The new year has begun.
Not the new Jewish year – we don’t yet have to start writing 5775 on our checks – but the school year.
More than any other of our new years – the calendar year, our company’s or organization’s fiscal year, the Mishnaic fiscal years for animal or trees, even than Rosh Hashanah, the beginning of a school year marks a moment of radical change.
One day, students and teachers and their families are on summer vacation, which Hebrew more evocatively calls hachofesh hagadol, the long freedom. The next, their lives are again structured by demands of school: buses and car pools, pencils and notebooks, smartboards and iPads, homework and procrastination. And in school: assignments, tests, books to read, sums to calculate.
A structure for their learning and their teaching.
It is, if you think about it, an amazing endeavor.
The rhythms of school do not directly include all of us, other than the return of the herds of yellow buses that have returned to our shaded streets.

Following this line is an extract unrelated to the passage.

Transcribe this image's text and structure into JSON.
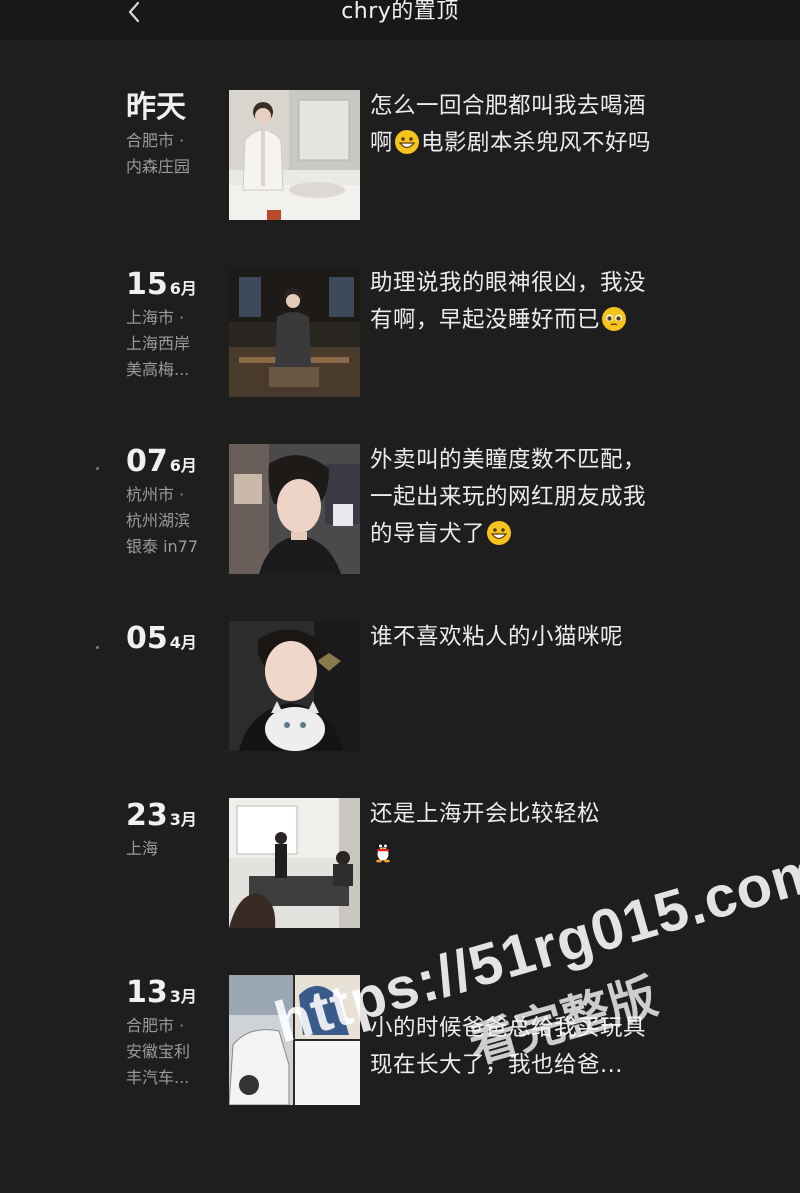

For some of the younger adults, now 18 or 22 or 26, this fall marks the shocking realization that they are no longer in the world they toddled into all those years ago, no longer bound by the school day or freed by the promise that there is a right answer to every question.
Congratulations. Welcome to adulthood, where the first few years is an education in and of itself.
But for the rest of us?
Have we kept alive the excitement of learning, the surprise of discovery, the challenge of study? Maybe it’s time to renew our inner child, and join in an educational experience, whether formal or informal.
Food for thought come Rosh Hashanah. -LY